Worship leaders, pastors, and everyone serving this weekend: know that I’m praying for you! I pray that God will bless you and stretch you and use you to grow His kingdom and expand His family.
As usual, I found lots of great links this week that I wanted to share with you but that didn’t quite fit into a post. When you get a few minutes this weekend, check them out and be encouraged and challenged. Maybe even learn something. 🙂
Remember, these are just excerpts, but I strongly encourage you to click through and read each post in its entirety.
Every church has its own reasons, but from what I read and hear, it seems that this new “quicker” music portion of the service is designed to A) accommodate hard cut-off times due to multiple services and B) make services more concise for online viewing/interaction.
I’m sure there are more nuanced reasons for shorter sets, but on the surface, it seems to be primarily a time concern, not a spiritual one.
And that’s why I’m worried short song-sets are becoming manipulative.
There’s a line in a movie that has stuck with me for years — “Trust me, everyone is less mysterious than they think they are.”
I sometimes think about that line when I see people unintentionally communicating their true feelings in non-verbal ways. You know what I mean. When someone lets a facial expression flash for a moment before hiding it. When someone dresses in a way that says, “I take myself too seriously.” When someone can’t stop interrupting. (That one may happen verbally, but the non-verbal effect is to communicate “My thoughts are more important than yours.”)
Churches do this, too. They unintentionally communicate who they really are, what they really believe underneath the rhetoric.
Worship is all about glorifying God that is the simplest definition we can put, but we have seen as well that singing is a form of worship. Singing, dancing and playing instruments is a form of expressing our worship to God. It is not the whole worship but a form, a way to express our worship to God.
In the body of Christ today people believe that the 3 praise and 3 worship songs we sing along on a Sunday service is worship. We are satisfied with just 30 minutes of singing along 6 songs and we say that is worship. Think about this a day has 24 hours and a week has 168 hours, so for the 168 hours in our week we only worship for 30 minutes a week. What will we be giving God for the rest of the week?
Ireland has produced some of the oldest and greatest hymns in our English speaking tradition.
Perhaps two of the most prominent are “Be Thou My Vision” and “St. Patrick’s Breastplate”. Like all art that transcends generations, there is a level of mystery as to how these songs continue to weave their way into generations of singing people, and we can learn a great deal from these hymns…
I know music has great power in all of our lives and helps us connect the dots to remember events, details and messages we wouldn’t remember any other way. I saw a post on Facebook earlier this year that made me laugh when I read it cause it’s so true. It said “My Brain: 2% phone numbers, 3% names, 5% school knowledge, 90% song lyrics.” When we think about our busy lives and all the things we so easily forget, it can be painfully funny to realize some of the pointless and meaningless songs that are brains can perfectly remember.
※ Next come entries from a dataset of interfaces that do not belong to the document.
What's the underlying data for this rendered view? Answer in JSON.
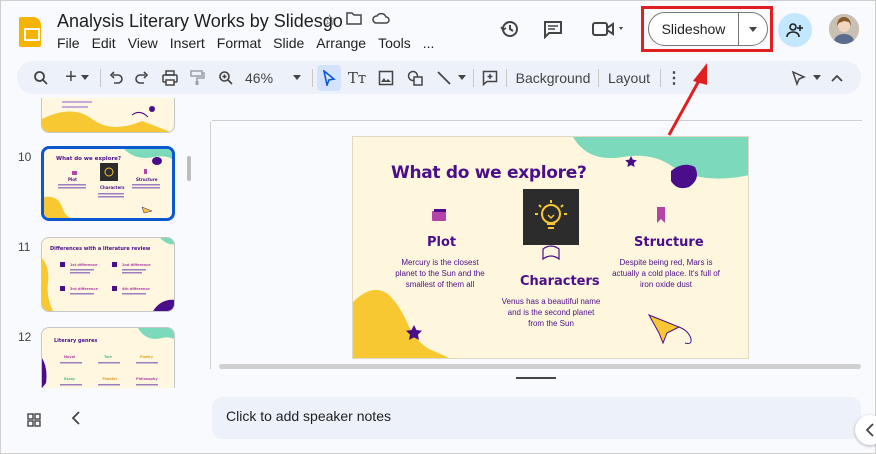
{
  "header": {
    "title": "Analysis Literary Works by Slidesgo",
    "menu": [
      "File",
      "Edit",
      "View",
      "Insert",
      "Format",
      "Slide",
      "Arrange",
      "Tools",
      "..."
    ],
    "slideshow_label": "Slideshow"
  },
  "toolbar": {
    "zoom": "46%",
    "background_label": "Background",
    "layout_label": "Layout"
  },
  "filmstrip": {
    "slides": [
      {
        "number": "10",
        "title": "What do we explore?"
      },
      {
        "number": "11",
        "title": "Differences with a literature review"
      },
      {
        "number": "12",
        "title": "Literary genres"
      }
    ]
  },
  "slide": {
    "title": "What do we explore?",
    "columns": [
      {
        "heading": "Plot",
        "text": "Mercury is the closest planet to the Sun and the smallest of them all"
      },
      {
        "heading": "Characters",
        "text": "Venus has a beautiful name and is the second planet from the Sun"
      },
      {
        "heading": "Structure",
        "text": "Despite being red, Mars is actually a cold place. It's full of iron oxide dust"
      }
    ]
  },
  "notes": {
    "placeholder": "Click to add speaker notes"
  },
  "colors": {
    "accent": "#0b57d0",
    "highlight": "#e02020",
    "slide_purple": "#4b0e8a",
    "slide_mint": "#7dd9bb",
    "slide_yellow": "#f8c832"
  }
}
On the other hand there are some great songs that are filled with the truth of the Bible and God’s praises that are stored away in my brain. I’m grateful, especially on the harder days of life, that those songs are planted to remind me of God’s faithfulness. So as you move forward in leading kids in worship here are a couple tips from me to help you lead kids well.